The school will start out with boys’ basketball and girls’ volleyball, with plans to eventually add eight-man football, soccer, golf, baseball and softball.

Freshman James Brooks, 14, who was a member of the school’s championship junior high basketball team last year is looking forward to the move to the new facility and the opportunity to compete against other local high schools.

“It’s something I’ve been looking forward to for awhile,” James said. “I’m going to stay with basketball through high school and maybe, if I’m good enough, I’ll play in college.”

As a classical Christian school, Trinity’s curriculum follows a classical methodology. The students study Latin, formal logic, advanced science and math and advanced argumentation and rhetoric. The liberal arts program includes a great books components featuring a study of literary classics.

“(Trinity’s requirements) exceed the University of California standards and are designed to prepare the students for the country’s most elite colleges,” Caddow said.

The school also emphasizes study of the Bible, which is integrated into the coursework of all subjects, and various aspects of the fine arts from art to music and drama, she said.

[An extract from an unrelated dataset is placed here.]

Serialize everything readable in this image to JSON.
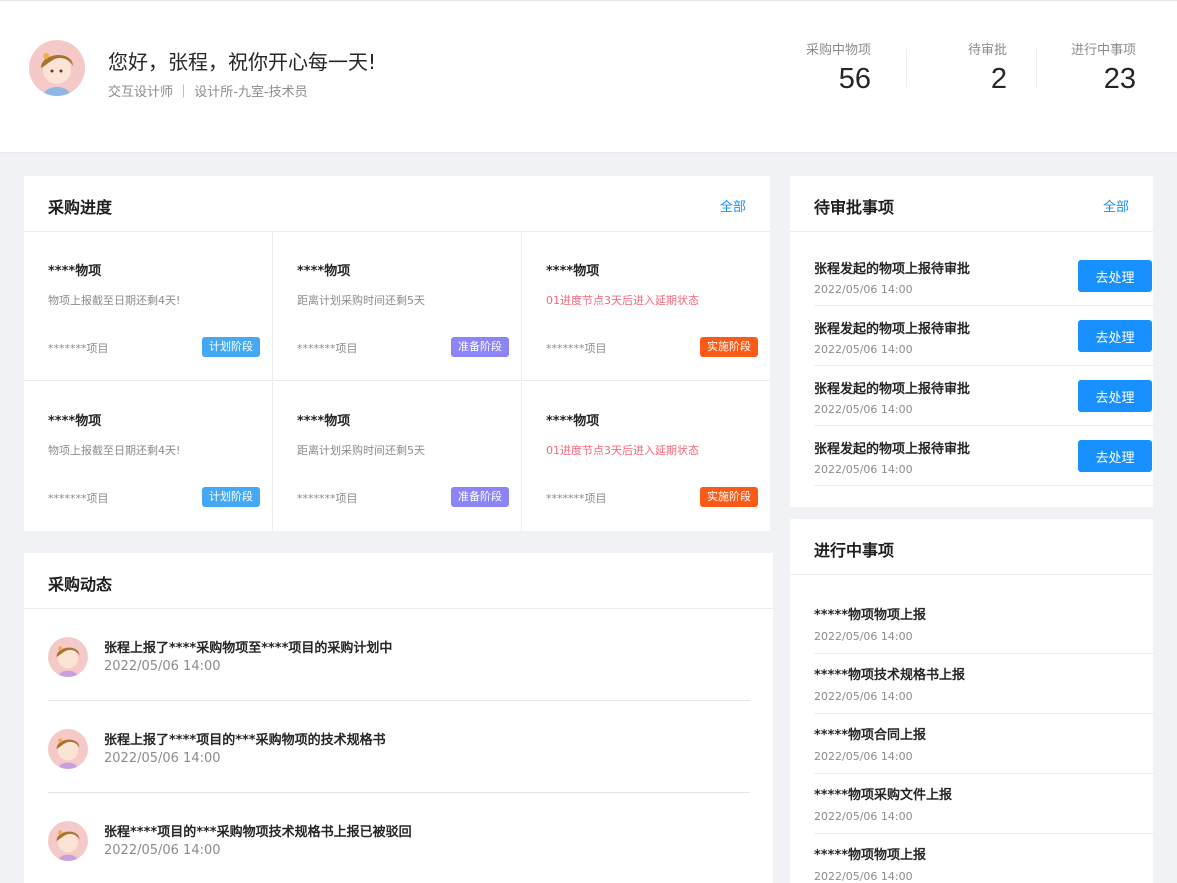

Those 15 new freshmen have eight teachers to guide them — one for each subject they will be studying: Humanities; writing/composition; Latin; Spanish; biology; geometry; algebra; and performing arts.

“I think Trinity will definitely prepare me for college,” James said. “The curriculum is so much different from a public school — it’s so much harder.”

Even though there are just 15 students in the entire high school at this point, Kaeli said she doesn’t feel like she’s missing out on anything.

“It’s different, but it’s kind of nice because you can become friends with everyone instead of having one or two people who are your really good friends,” she said.


Commenting not available.
Commenting is not available.

Powered By
Morris Technology
Please wait ...